▶ [Work item]: Reproduce the records that follow exactly as they appear.

──────── Given records ────────

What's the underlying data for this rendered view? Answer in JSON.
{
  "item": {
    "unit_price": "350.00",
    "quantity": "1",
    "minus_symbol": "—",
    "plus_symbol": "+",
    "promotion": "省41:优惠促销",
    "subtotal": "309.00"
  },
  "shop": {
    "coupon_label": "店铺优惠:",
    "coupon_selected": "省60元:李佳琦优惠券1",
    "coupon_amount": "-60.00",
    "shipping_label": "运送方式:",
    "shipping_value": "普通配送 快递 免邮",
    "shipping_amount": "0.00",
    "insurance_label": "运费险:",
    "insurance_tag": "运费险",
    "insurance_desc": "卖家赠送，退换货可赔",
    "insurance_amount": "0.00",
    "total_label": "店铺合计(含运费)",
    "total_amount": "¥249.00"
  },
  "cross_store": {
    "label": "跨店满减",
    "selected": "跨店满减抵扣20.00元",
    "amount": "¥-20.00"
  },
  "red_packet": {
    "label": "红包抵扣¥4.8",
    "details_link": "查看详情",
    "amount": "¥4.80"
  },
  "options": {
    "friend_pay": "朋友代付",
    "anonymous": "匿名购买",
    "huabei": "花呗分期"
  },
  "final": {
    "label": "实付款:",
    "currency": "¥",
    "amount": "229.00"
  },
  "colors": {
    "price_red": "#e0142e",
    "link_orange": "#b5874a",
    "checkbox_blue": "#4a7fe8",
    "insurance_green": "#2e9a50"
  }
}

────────

▶ [Task response]:
What's the underlying data for this rendered view? Answer in JSON.
{
  "item": {
    "unit_price": "350.00",
    "quantity": "1",
    "minus_symbol": "—",
    "plus_symbol": "+",
    "promotion": "省41:优惠促销",
    "subtotal": "309.00"
  },
  "shop": {
    "coupon_label": "店铺优惠:",
    "coupon_selected": "省60元:李佳琦优惠券1",
    "coupon_amount": "-60.00",
    "shipping_label": "运送方式:",
    "shipping_value": "普通配送 快递 免邮",
    "shipping_amount": "0.00",
    "insurance_label": "运费险:",
    "insurance_tag": "运费险",
    "insurance_desc": "卖家赠送，退换货可赔",
    "insurance_amount": "0.00",
    "total_label": "店铺合计(含运费)",
    "total_amount": "¥249.00"
  },
  "cross_store": {
    "label": "跨店满减",
    "selected": "跨店满减抵扣20.00元",
    "amount": "¥-20.00"
  },
  "red_packet": {
    "label": "红包抵扣¥4.8",
    "details_link": "查看详情",
    "amount": "¥4.80"
  },
  "options": {
    "friend_pay": "朋友代付",
    "anonymous": "匿名购买",
    "huabei": "花呗分期"
  },
  "final": {
    "label": "实付款:",
    "currency": "¥",
    "amount": "229.00"
  },
  "colors": {
    "price_red": "#e0142e",
    "link_orange": "#b5874a",
    "checkbox_blue": "#4a7fe8",
    "insurance_green": "#2e9a50"
  }
}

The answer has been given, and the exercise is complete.